4. Meanwhile, pour a film of canola oil into a baking dish or disposable pan.

5. Remove the bratwurst from the bath, roll in the oil to lightly coat, and place evenly across the grate with about an inch between each. Turn to brown and caramelize deeply on all sides, about 2 minutes per side.

6. The brats can be served at this point, or held in the beer bath over very low heat with the closed for up to 1 hour. Occasionally test the heat of the bath. The bath should remain warm, 140°F, but should not boil.

7. Serve the brats on soft rolls, topped with onions and/or sauerkraut, and mustard.

Grilled Sweet Onions

Makes about 2 cups

I often have a ton of these sizzling next to whatever meats I have on the grill – especially if I'm cooking burgers, because to me, caramelized onions are as essential as ketchup. With a cast-iron griddle you can give the onions some bonus caramelization. I didn't think it was possible either, but yes, this improves on perfection.


3 to 4 sweet white onions, peeled

3 tablespoons extra virgin olive oil

1 tablespoon fresh thyme leaves

1 tablespoon granulated sugar

1 teaspoon kosher salt

1 teaspoon finely ground fresh black pepper

2 tablespoons (1 ounce) unsalted butter

6 garlic cloves, peeled, and grated on a Microplane grater

2 tablespoons red wine vinegar


1. Cut the onions through the root end and lay, cut side down, on the work surface. Cut across, each half, following the natural lines, to make perfectly even 1/8-inch slices. You will need 6 cups.

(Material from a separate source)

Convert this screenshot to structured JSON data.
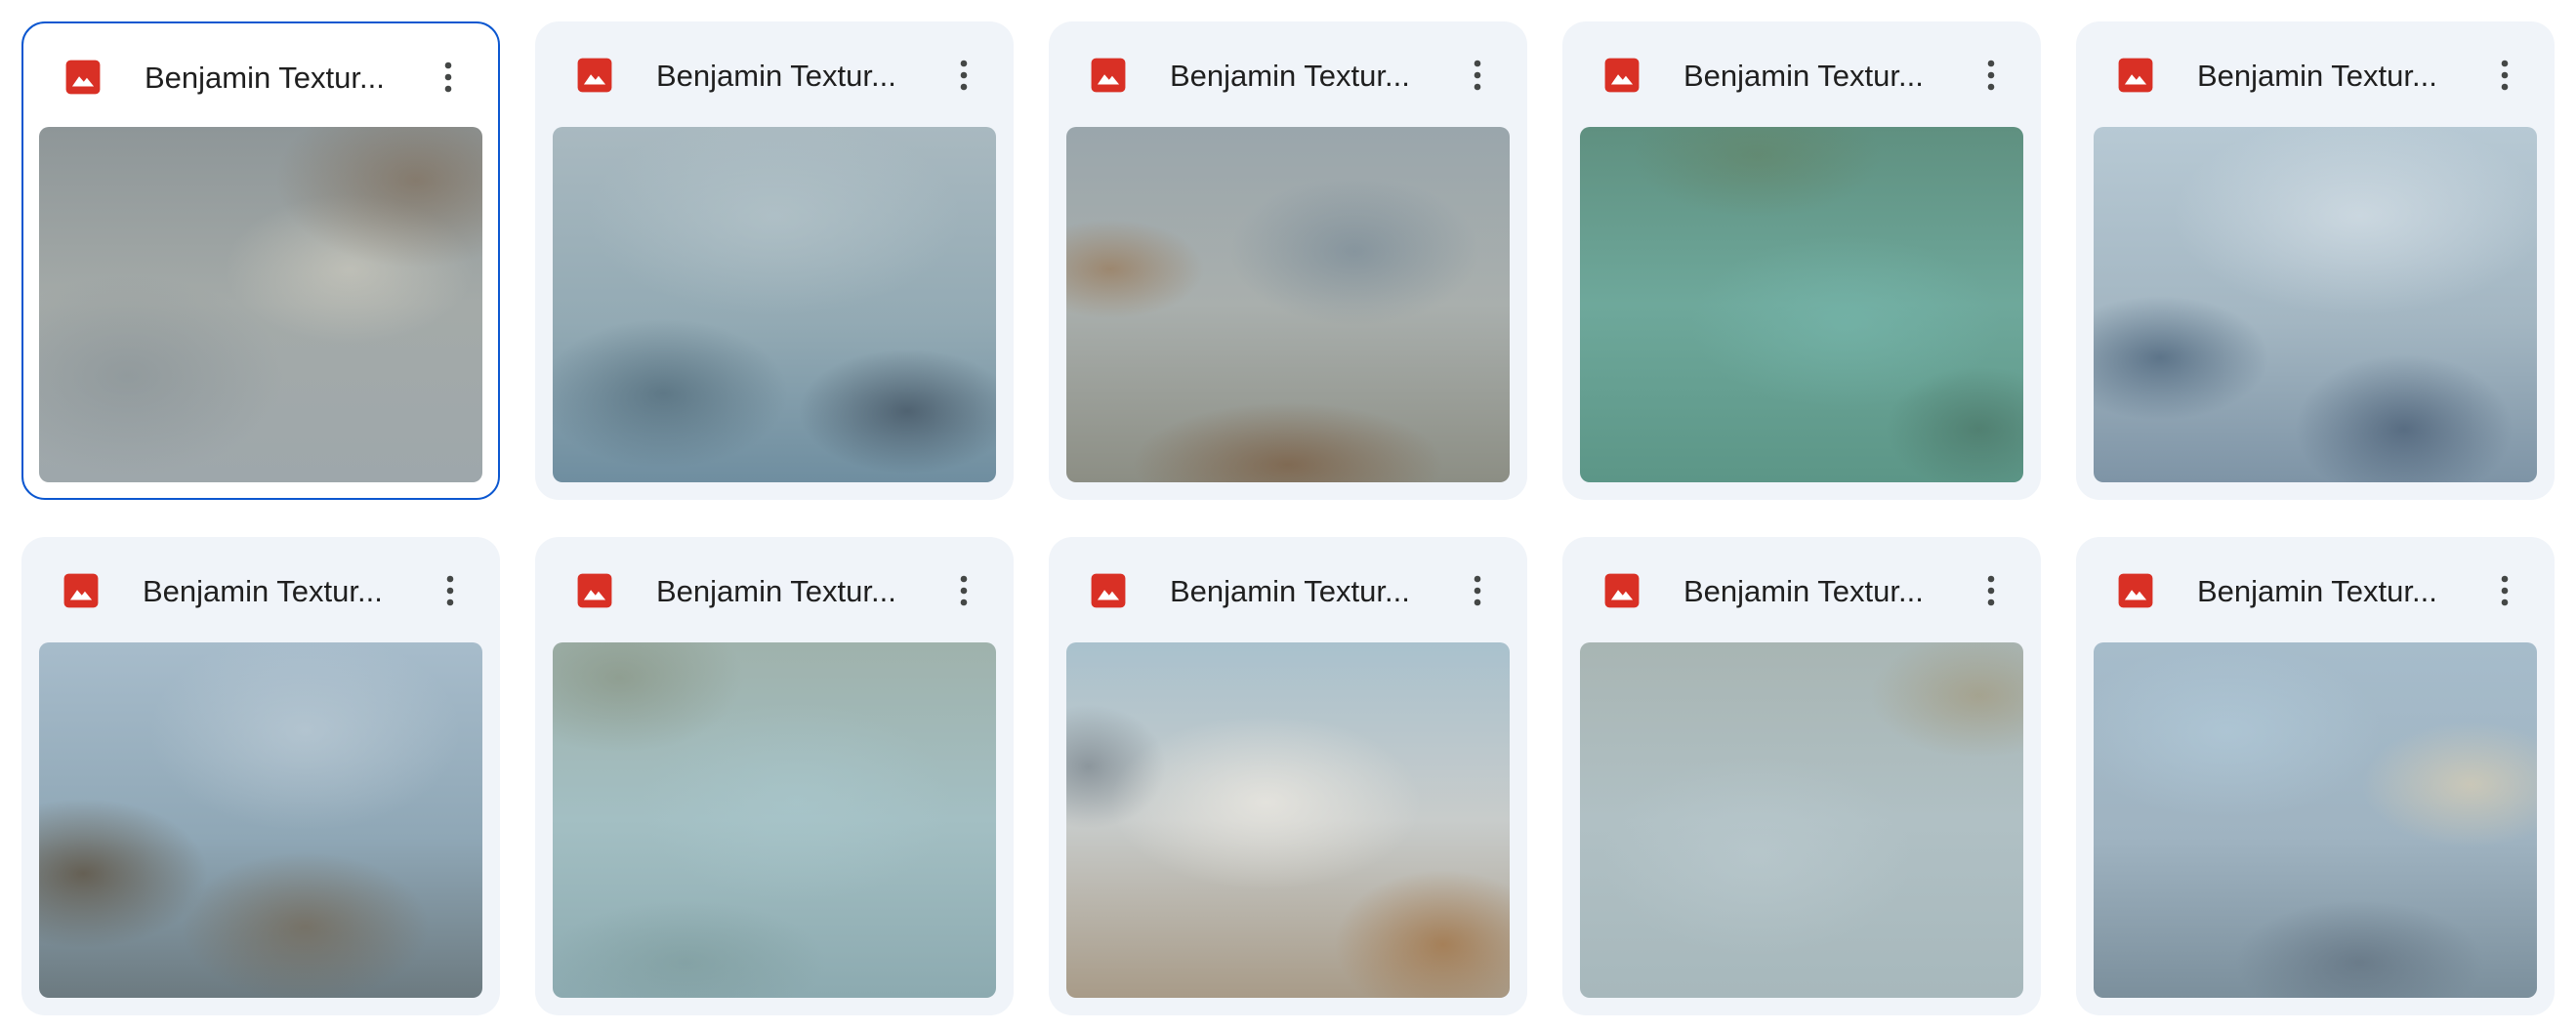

2. Place a cast-iron griddle on a well-oiled charcoal or gas grill. Preheat all areas to high.

3. Toss the onions with 2 tablespoons of the olive oil, thyme, sugar, salt and pepper.

4. Pour the remaining 1 tablespoon of the oil on the griddle and let heat for about 1 minute. Spread the onions on the griddle and decrease the heat to medium. Close the lid and cook the onions, without stirring, for 10 minutes.

5. Move the onions to one side of the griddle. Melt the butter on the cleared space, add the garlic, and stir to coat in the butter. Cook until fragrant, about 1 minute. Stir the onions and garlic together and cook with the lid open until the onions are completely tender, about 3 minutes. Pour the vinegar right onto the griddle and mix into the onions.

6. Serve directly from the grill or transfer to a bowl.